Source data
%%

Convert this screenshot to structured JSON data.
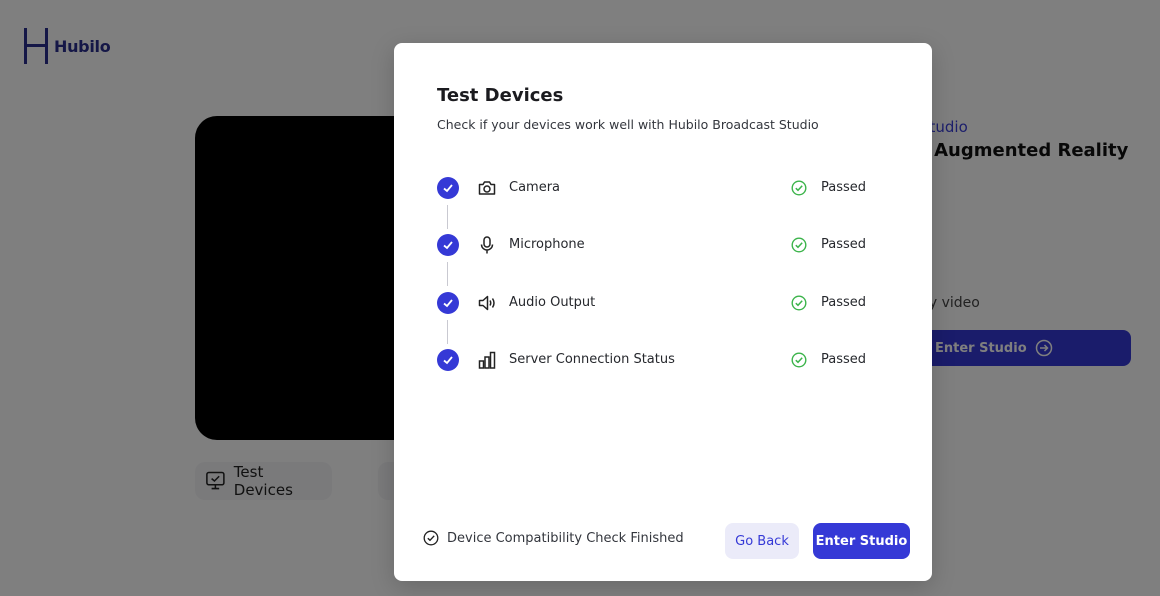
{
  "app": {
    "logo_text": "Hubilo",
    "brand_color": "#3539d6"
  },
  "background": {
    "test_devices_label": "Test Devices",
    "session_subtitle": "Studio",
    "session_title": "f Augmented Reality",
    "note_text": "ny video",
    "enter_studio_label": "Enter Studio"
  },
  "modal": {
    "title": "Test Devices",
    "subtitle": "Check if your devices work well with Hubilo Broadcast Studio",
    "checks": [
      {
        "label": "Camera",
        "icon": "camera-icon",
        "status": "Passed"
      },
      {
        "label": "Microphone",
        "icon": "microphone-icon",
        "status": "Passed"
      },
      {
        "label": "Audio Output",
        "icon": "speaker-icon",
        "status": "Passed"
      },
      {
        "label": "Server Connection Status",
        "icon": "signal-bars-icon",
        "status": "Passed"
      }
    ],
    "footer_status": "Device Compatibility Check Finished",
    "go_back_label": "Go Back",
    "enter_studio_label": "Enter Studio",
    "status_color": "#3cb44b"
  }
}
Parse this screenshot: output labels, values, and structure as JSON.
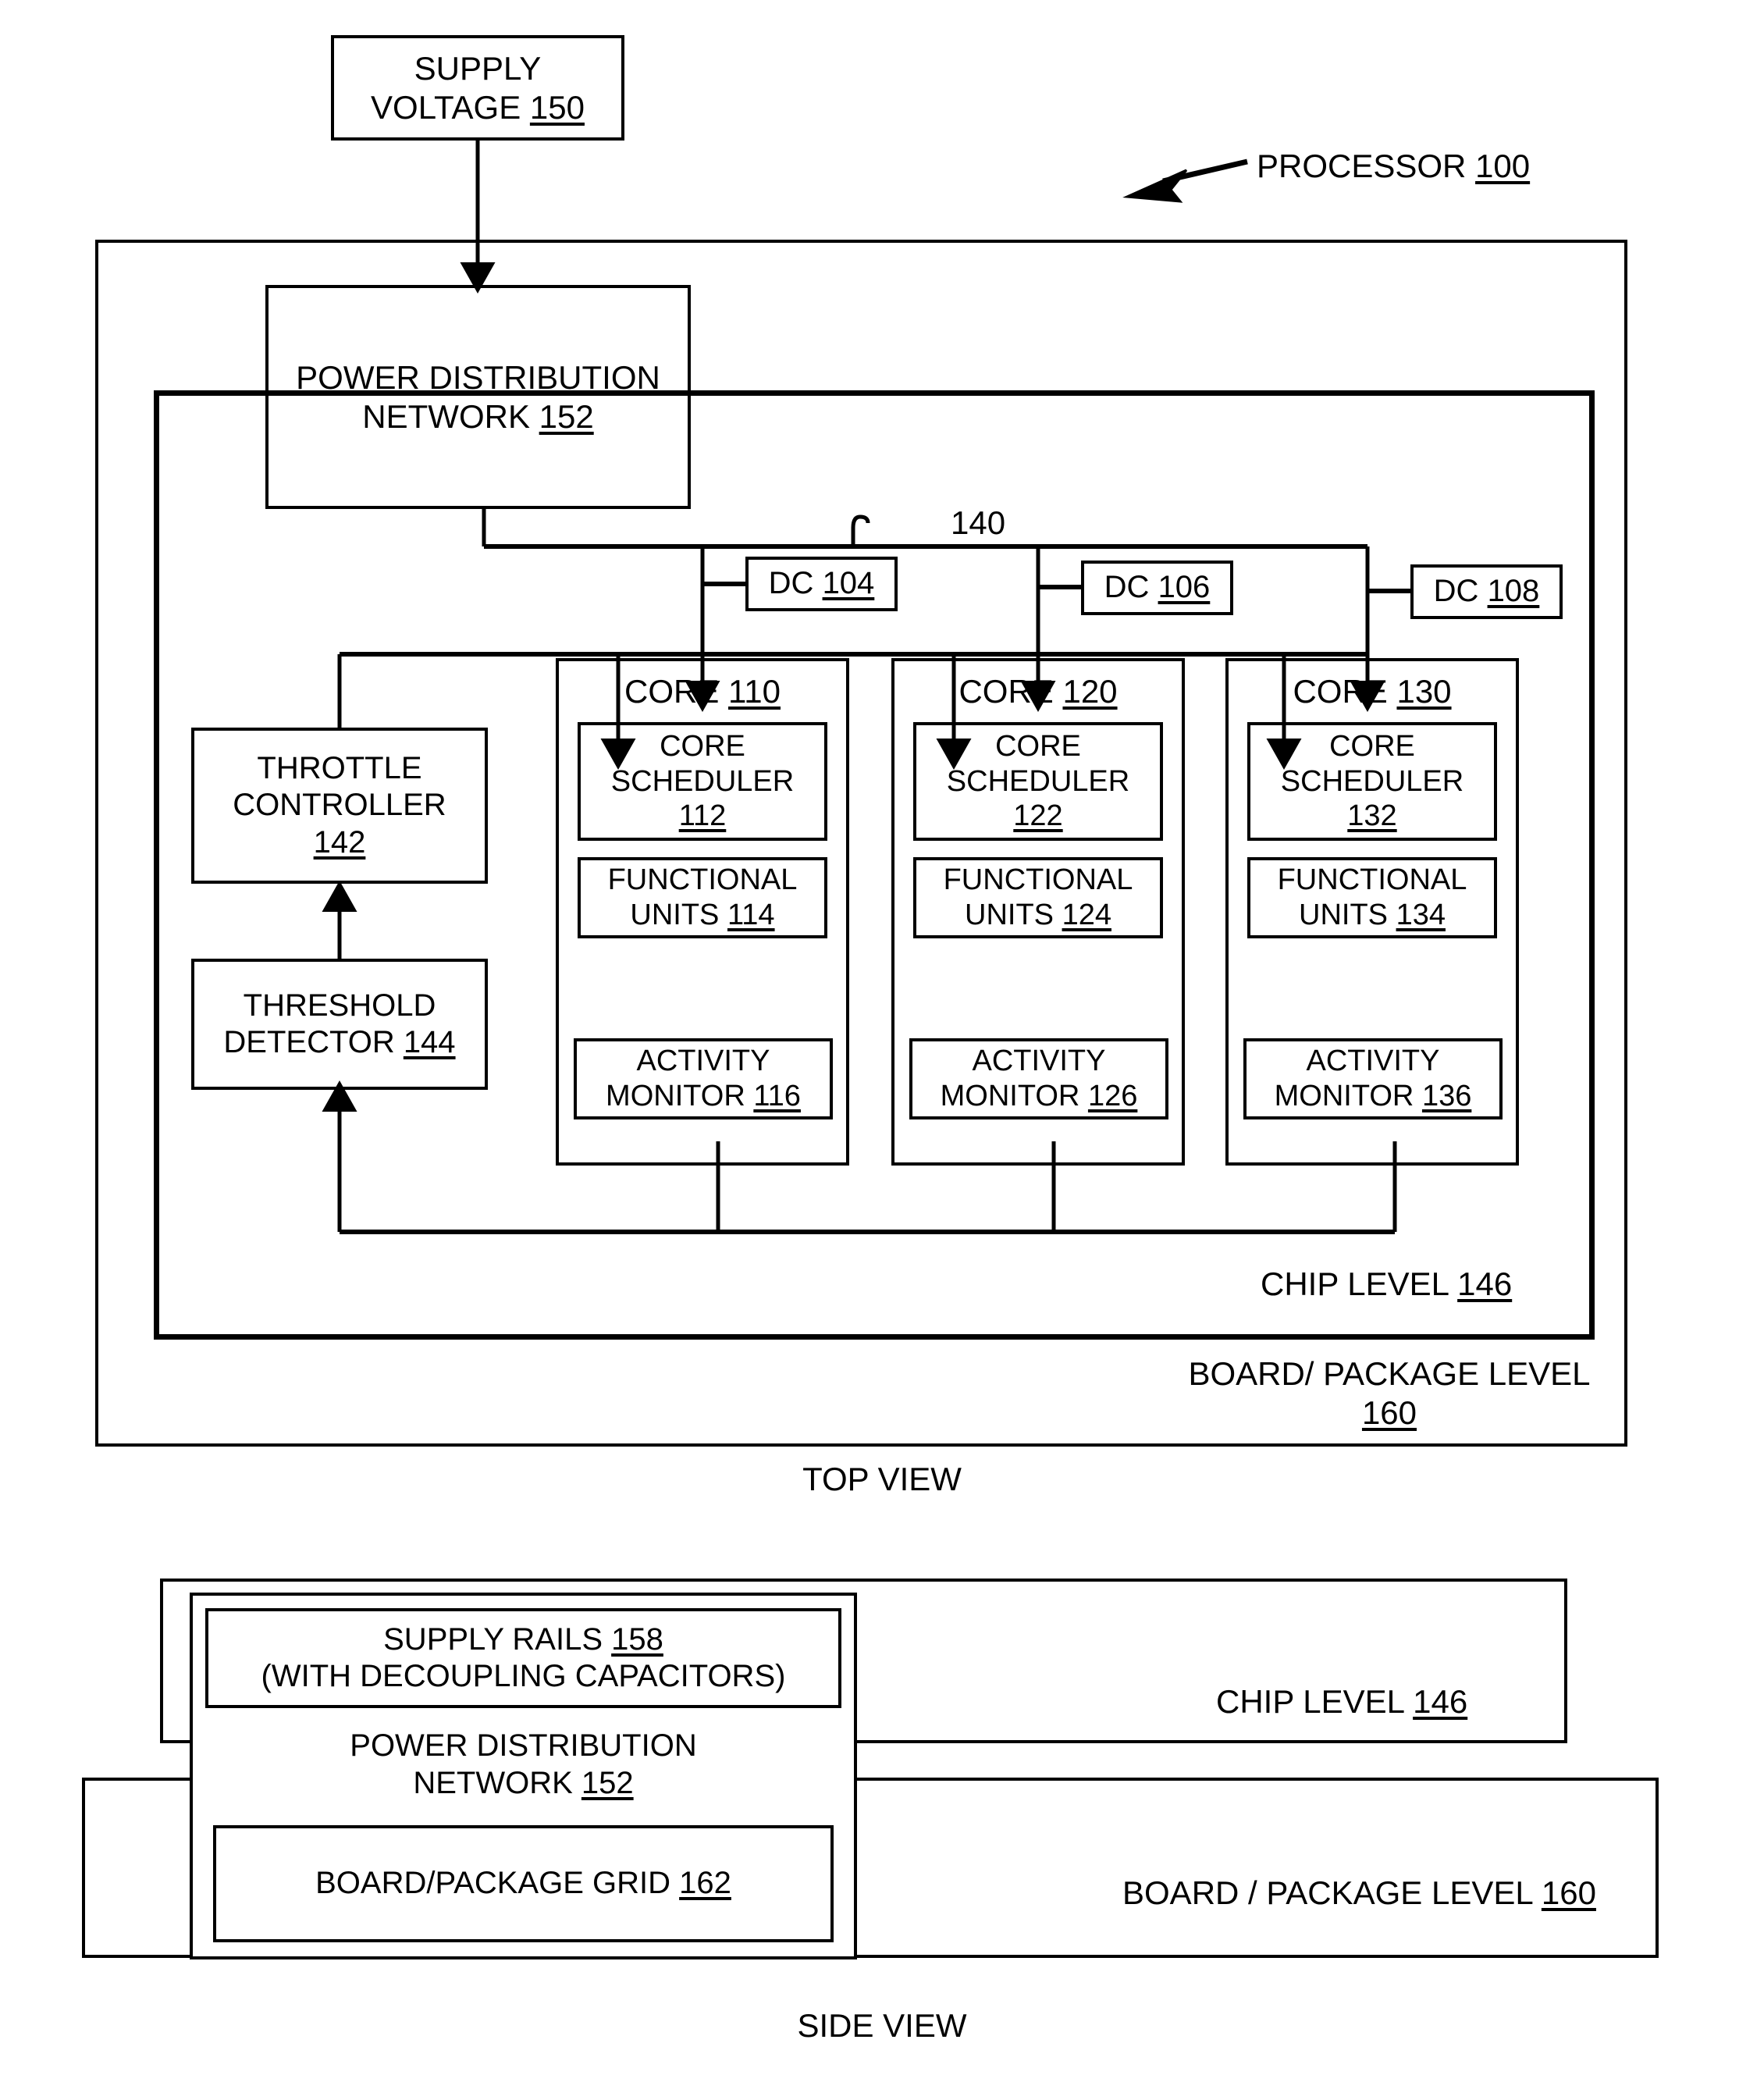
{
  "figure": {
    "processor_callout": "PROCESSOR 100",
    "processor_callout_main": "PROCESSOR ",
    "processor_callout_num": "100",
    "top_view_caption": "TOP VIEW",
    "side_view_caption": "SIDE VIEW",
    "bus_label": "140"
  },
  "top_view": {
    "supply_voltage": {
      "line1": "SUPPLY",
      "line2_text": "VOLTAGE ",
      "line2_num": "150"
    },
    "pdn": {
      "line1": "POWER DISTRIBUTION",
      "line2_text": "NETWORK ",
      "line2_num": "152"
    },
    "dc_blocks": [
      {
        "text": "DC ",
        "num": "104"
      },
      {
        "text": "DC ",
        "num": "106"
      },
      {
        "text": "DC ",
        "num": "108"
      }
    ],
    "throttle_controller": {
      "line1": "THROTTLE",
      "line2": "CONTROLLER",
      "num": "142"
    },
    "threshold_detector": {
      "line1": "THRESHOLD",
      "line2_text": "DETECTOR ",
      "line2_num": "144"
    },
    "cores": [
      {
        "header_text": "CORE ",
        "header_num": "110",
        "scheduler": {
          "line1": "CORE",
          "line2": "SCHEDULER",
          "num": "112"
        },
        "functional_units": {
          "line1": "FUNCTIONAL",
          "line2_text": "UNITS ",
          "line2_num": "114"
        },
        "activity_monitor": {
          "line1": "ACTIVITY",
          "line2_text": "MONITOR ",
          "line2_num": "116"
        }
      },
      {
        "header_text": "CORE ",
        "header_num": "120",
        "scheduler": {
          "line1": "CORE",
          "line2": "SCHEDULER",
          "num": "122"
        },
        "functional_units": {
          "line1": "FUNCTIONAL",
          "line2_text": "UNITS ",
          "line2_num": "124"
        },
        "activity_monitor": {
          "line1": "ACTIVITY",
          "line2_text": "MONITOR ",
          "line2_num": "126"
        }
      },
      {
        "header_text": "CORE ",
        "header_num": "130",
        "scheduler": {
          "line1": "CORE",
          "line2": "SCHEDULER",
          "num": "132"
        },
        "functional_units": {
          "line1": "FUNCTIONAL",
          "line2_text": "UNITS ",
          "line2_num": "134"
        },
        "activity_monitor": {
          "line1": "ACTIVITY",
          "line2_text": "MONITOR ",
          "line2_num": "136"
        }
      }
    ],
    "chip_level": {
      "text": "CHIP LEVEL ",
      "num": "146"
    },
    "board_level": {
      "line1": "BOARD/ PACKAGE LEVEL",
      "num": "160"
    }
  },
  "side_view": {
    "supply_rails": {
      "line1_text": "SUPPLY RAILS ",
      "line1_num": "158",
      "line2": "(WITH DECOUPLING CAPACITORS)"
    },
    "pdn": {
      "line1": "POWER DISTRIBUTION",
      "line2_text": "NETWORK ",
      "line2_num": "152"
    },
    "board_grid": {
      "text": "BOARD/PACKAGE  GRID ",
      "num": "162"
    },
    "chip_level": {
      "text": "CHIP LEVEL ",
      "num": "146"
    },
    "board_level": {
      "text": "BOARD / PACKAGE LEVEL ",
      "num": "160"
    }
  },
  "colors": {
    "ink": "#000000",
    "paper": "#ffffff"
  }
}
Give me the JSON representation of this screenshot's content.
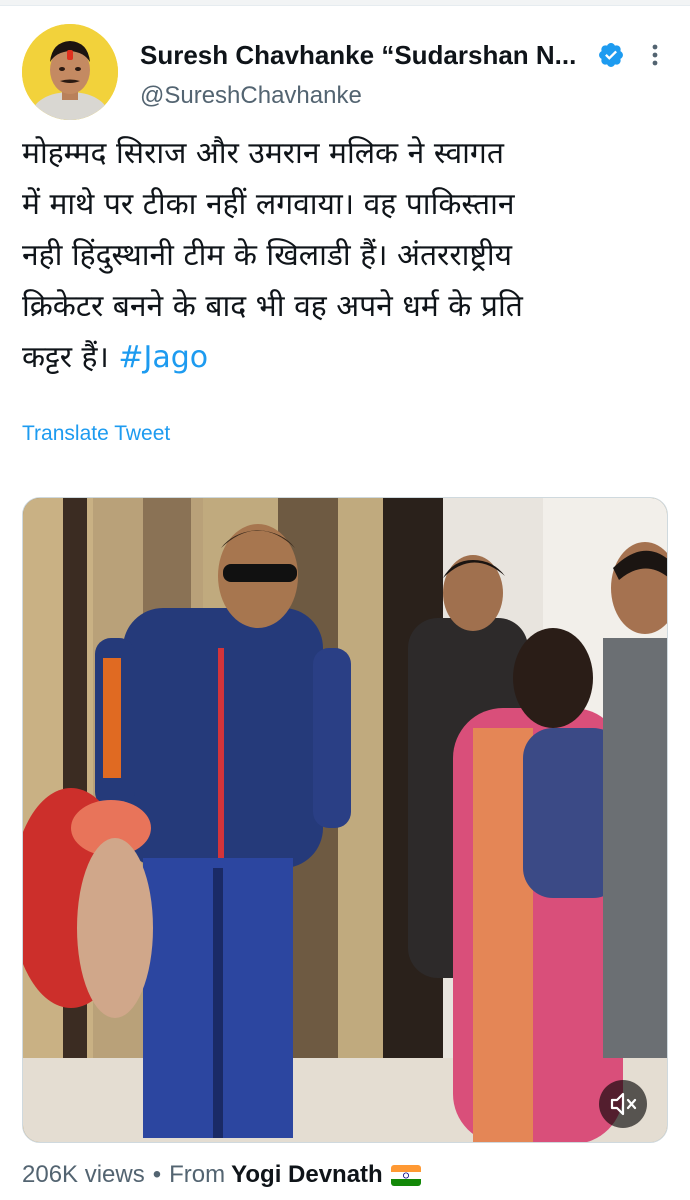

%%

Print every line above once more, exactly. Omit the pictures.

→ Output:
Convert this screenshot to structured JSON data.
{
  "app": {
    "logo_text": "Hubilo",
    "brand_color": "#3539d6"
  },
  "background": {
    "test_devices_label": "Test Devices",
    "session_subtitle": "Studio",
    "session_title": "f Augmented Reality",
    "note_text": "ny video",
    "enter_studio_label": "Enter Studio"
  },
  "modal": {
    "title": "Test Devices",
    "subtitle": "Check if your devices work well with Hubilo Broadcast Studio",
    "checks": [
      {
        "label": "Camera",
        "icon": "camera-icon",
        "status": "Passed"
      },
      {
        "label": "Microphone",
        "icon": "microphone-icon",
        "status": "Passed"
      },
      {
        "label": "Audio Output",
        "icon": "speaker-icon",
        "status": "Passed"
      },
      {
        "label": "Server Connection Status",
        "icon": "signal-bars-icon",
        "status": "Passed"
      }
    ],
    "footer_status": "Device Compatibility Check Finished",
    "go_back_label": "Go Back",
    "enter_studio_label": "Enter Studio",
    "status_color": "#3cb44b"
  }
}
Parse this screenshot: output labels, values, and structure as JSON.
{
  "figure": {
    "processor_callout": "PROCESSOR 100",
    "processor_callout_main": "PROCESSOR ",
    "processor_callout_num": "100",
    "top_view_caption": "TOP VIEW",
    "side_view_caption": "SIDE VIEW",
    "bus_label": "140"
  },
  "top_view": {
    "supply_voltage": {
      "line1": "SUPPLY",
      "line2_text": "VOLTAGE ",
      "line2_num": "150"
    },
    "pdn": {
      "line1": "POWER DISTRIBUTION",
      "line2_text": "NETWORK ",
      "line2_num": "152"
    },
    "dc_blocks": [
      {
        "text": "DC ",
        "num": "104"
      },
      {
        "text": "DC ",
        "num": "106"
      },
      {
        "text": "DC ",
        "num": "108"
      }
    ],
    "throttle_controller": {
      "line1": "THROTTLE",
      "line2": "CONTROLLER",
      "num": "142"
    },
    "threshold_detector": {
      "line1": "THRESHOLD",
      "line2_text": "DETECTOR ",
      "line2_num": "144"
    },
    "cores": [
      {
        "header_text": "CORE ",
        "header_num": "110",
        "scheduler": {
          "line1": "CORE",
          "line2": "SCHEDULER",
          "num": "112"
        },
        "functional_units": {
          "line1": "FUNCTIONAL",
          "line2_text": "UNITS ",
          "line2_num": "114"
        },
        "activity_monitor": {
          "line1": "ACTIVITY",
          "line2_text": "MONITOR ",
          "line2_num": "116"
        }
      },
      {
        "header_text": "CORE ",
        "header_num": "120",
        "scheduler": {
          "line1": "CORE",
          "line2": "SCHEDULER",
          "num": "122"
        },
        "functional_units": {
          "line1": "FUNCTIONAL",
          "line2_text": "UNITS ",
          "line2_num": "124"
        },
        "activity_monitor": {
          "line1": "ACTIVITY",
          "line2_text": "MONITOR ",
          "line2_num": "126"
        }
      },
      {
        "header_text": "CORE ",
        "header_num": "130",
        "scheduler": {
          "line1": "CORE",
          "line2": "SCHEDULER",
          "num": "132"
        },
        "functional_units": {
          "line1": "FUNCTIONAL",
          "line2_text": "UNITS ",
          "line2_num": "134"
        },
        "activity_monitor": {
          "line1": "ACTIVITY",
          "line2_text": "MONITOR ",
          "line2_num": "136"
        }
      }
    ],
    "chip_level": {
      "text": "CHIP LEVEL ",
      "num": "146"
    },
    "board_level": {
      "line1": "BOARD/ PACKAGE LEVEL",
      "num": "160"
    }
  },
  "side_view": {
    "supply_rails": {
      "line1_text": "SUPPLY RAILS ",
      "line1_num": "158",
      "line2": "(WITH DECOUPLING CAPACITORS)"
    },
    "pdn": {
      "line1": "POWER DISTRIBUTION",
      "line2_text": "NETWORK ",
      "line2_num": "152"
    },
    "board_grid": {
      "text": "BOARD/PACKAGE  GRID ",
      "num": "162"
    },
    "chip_level": {
      "text": "CHIP LEVEL ",
      "num": "146"
    },
    "board_level": {
      "text": "BOARD / PACKAGE LEVEL ",
      "num": "160"
    }
  },
  "colors": {
    "ink": "#000000",
    "paper": "#ffffff"
  }
}
Give me the JSON representation of this screenshot's content.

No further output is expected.